IMF - The near-term outlook for the U.S. economy is one of strong growth and job creation. Unemployment is already near levels not seen since the late 1960s and growth is set to accelerate, aided by a near-term fiscal stimulus, a welcome recovery of private investment, and supportive financial conditions. These positive outturns have supported, and been reinforced by, a favorable external environment with a broad-based pick up in global activity. Next year, the U.S. economy is expected to mark the longest expansion in its recorded history. The balance of evidence suggests that the U.S. economy is beyond full employment.
U.S. FRB - Industrial production edged down 0.1 percent in May after rising 0.9 percent in April. Manufacturing production fell 0.7 percent in May, largely because truck assemblies were disrupted by a major fire at a parts supplier. Excluding motor vehicles and parts, factory output moved down 0.2 percent. The index for mining rose 1.8 percent, its fourth consecutive month of growth; the output of utilities moved up 1.1 percent. At 107.3 percent of its 2012 average, total industrial production was 3.5 percent higher in May than it was a year earlier. Capacity utilization for the industrial sector decreased 0.2 percentage point in May to 77.9 percent, a rate that is 1.9 percentage points below its long-run (1972–2017) average.
IMF - South Africa’s potential is significant, yet growth over the past five years has not benefitted from the global recovery. The economy is globally positioned, sophisticated, and diversified, and several sectors—agribusiness, mining, manufacturing, and services—have capacity for expansion. Combined with strong institutions and a young workforce, opportunities are vast.

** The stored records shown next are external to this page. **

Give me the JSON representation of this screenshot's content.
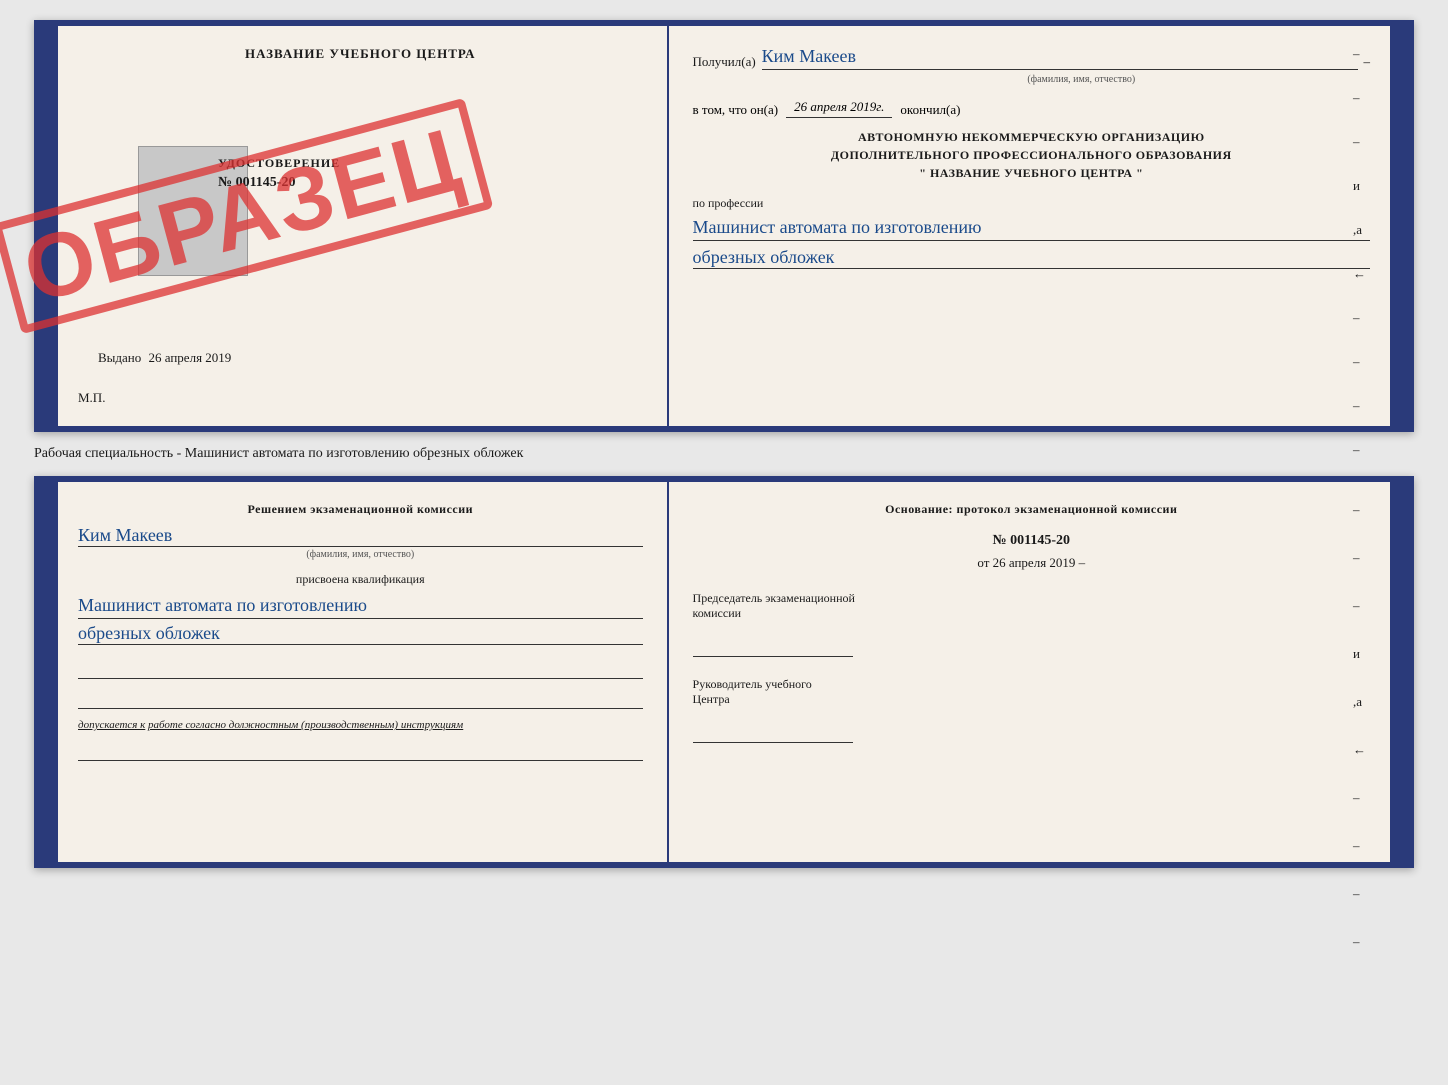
{
  "top_book": {
    "left": {
      "header": "НАЗВАНИЕ УЧЕБНОГО ЦЕНТРА",
      "udostoverenie_title": "УДОСТОВЕРЕНИЕ",
      "udostoverenie_number": "№ 001145-20",
      "vudano_label": "Выдано",
      "vudano_date": "26 апреля 2019",
      "mp_label": "М.П.",
      "stamp_text": "ОБРАЗЕЦ"
    },
    "right": {
      "poluchil_label": "Получил(а)",
      "poluchil_name": "Ким Макеев",
      "poluchil_dash": "–",
      "fio_subtitle": "(фамилия, имя, отчество)",
      "vtom_label": "в том, что он(а)",
      "vtom_date": "26 апреля 2019г.",
      "okonchil_label": "окончил(а)",
      "autonomnaya_line1": "АВТОНОМНУЮ НЕКОММЕРЧЕСКУЮ ОРГАНИЗАЦИЮ",
      "autonomnaya_line2": "ДОПОЛНИТЕЛЬНОГО ПРОФЕССИОНАЛЬНОГО ОБРАЗОВАНИЯ",
      "autonomnaya_line3": "\"    НАЗВАНИЕ УЧЕБНОГО ЦЕНТРА    \"",
      "po_professii": "по профессии",
      "profession_line1": "Машинист автомата по изготовлению",
      "profession_line2": "обрезных обложек",
      "dash1": "–",
      "dash2": "–",
      "dash3": "–",
      "dash4": "и",
      "dash5": ",а",
      "dash6": "←",
      "dash7": "–",
      "dash8": "–",
      "dash9": "–",
      "dash10": "–"
    }
  },
  "specialty_label": "Рабочая специальность - Машинист автомата по изготовлению обрезных обложек",
  "bottom_book": {
    "left": {
      "resheniyem": "Решением экзаменационной комиссии",
      "name": "Ким Макеев",
      "fio_subtitle": "(фамилия, имя, отчество)",
      "prisvoena": "присвоена квалификация",
      "kval_line1": "Машинист автомата по изготовлению",
      "kval_line2": "обрезных обложек",
      "dopuskaetsya_label": "допускается к",
      "dopuskaetsya_text": "работе согласно должностным (производственным) инструкциям"
    },
    "right": {
      "osnovanie": "Основание: протокол экзаменационной комиссии",
      "protocol_number": "№ 001145-20",
      "ot_label": "от",
      "ot_date": "26 апреля 2019",
      "predsedatel_line1": "Председатель экзаменационной",
      "predsedatel_line2": "комиссии",
      "rukovoditel_line1": "Руководитель учебного",
      "rukovoditel_line2": "Центра",
      "dash1": "–",
      "dash2": "–",
      "dash3": "–",
      "dash4": "и",
      "dash5": ",а",
      "dash6": "←",
      "dash7": "–",
      "dash8": "–",
      "dash9": "–",
      "dash10": "–"
    }
  }
}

However, several constraints have held growth back. Policy uncertainty and a regulatory environment not conducive to private investment have resulted in GDP growth rates that have not kept up with those of population growth, reducing income per capita, and hurting disproportionately the poor.